- _What you are asked to do_
Print the records below exactly as they appear.

───── Raw data ─────

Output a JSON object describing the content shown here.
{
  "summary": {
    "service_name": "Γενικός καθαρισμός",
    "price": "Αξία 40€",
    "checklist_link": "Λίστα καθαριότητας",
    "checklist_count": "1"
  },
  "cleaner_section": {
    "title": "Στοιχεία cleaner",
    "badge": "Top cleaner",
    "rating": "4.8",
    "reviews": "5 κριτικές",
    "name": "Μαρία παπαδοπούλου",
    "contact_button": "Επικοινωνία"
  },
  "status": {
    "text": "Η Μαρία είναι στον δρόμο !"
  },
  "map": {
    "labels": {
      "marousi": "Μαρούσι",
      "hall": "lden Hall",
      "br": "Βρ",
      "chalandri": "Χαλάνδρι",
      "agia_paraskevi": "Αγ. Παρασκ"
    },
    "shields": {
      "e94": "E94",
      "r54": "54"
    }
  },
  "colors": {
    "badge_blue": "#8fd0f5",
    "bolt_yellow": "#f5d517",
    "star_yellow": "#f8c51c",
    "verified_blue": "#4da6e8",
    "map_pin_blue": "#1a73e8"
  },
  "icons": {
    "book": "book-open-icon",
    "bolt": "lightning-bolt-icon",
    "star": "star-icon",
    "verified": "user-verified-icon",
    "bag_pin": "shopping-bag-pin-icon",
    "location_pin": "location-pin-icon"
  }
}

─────

- _Exercise result_
Output a JSON object describing the content shown here.
{
  "summary": {
    "service_name": "Γενικός καθαρισμός",
    "price": "Αξία 40€",
    "checklist_link": "Λίστα καθαριότητας",
    "checklist_count": "1"
  },
  "cleaner_section": {
    "title": "Στοιχεία cleaner",
    "badge": "Top cleaner",
    "rating": "4.8",
    "reviews": "5 κριτικές",
    "name": "Μαρία παπαδοπούλου",
    "contact_button": "Επικοινωνία"
  },
  "status": {
    "text": "Η Μαρία είναι στον δρόμο !"
  },
  "map": {
    "labels": {
      "marousi": "Μαρούσι",
      "hall": "lden Hall",
      "br": "Βρ",
      "chalandri": "Χαλάνδρι",
      "agia_paraskevi": "Αγ. Παρασκ"
    },
    "shields": {
      "e94": "E94",
      "r54": "54"
    }
  },
  "colors": {
    "badge_blue": "#8fd0f5",
    "bolt_yellow": "#f5d517",
    "star_yellow": "#f8c51c",
    "verified_blue": "#4da6e8",
    "map_pin_blue": "#1a73e8"
  },
  "icons": {
    "book": "book-open-icon",
    "bolt": "lightning-bolt-icon",
    "star": "star-icon",
    "verified": "user-verified-icon",
    "bag_pin": "shopping-bag-pin-icon",
    "location_pin": "location-pin-icon"
  }
}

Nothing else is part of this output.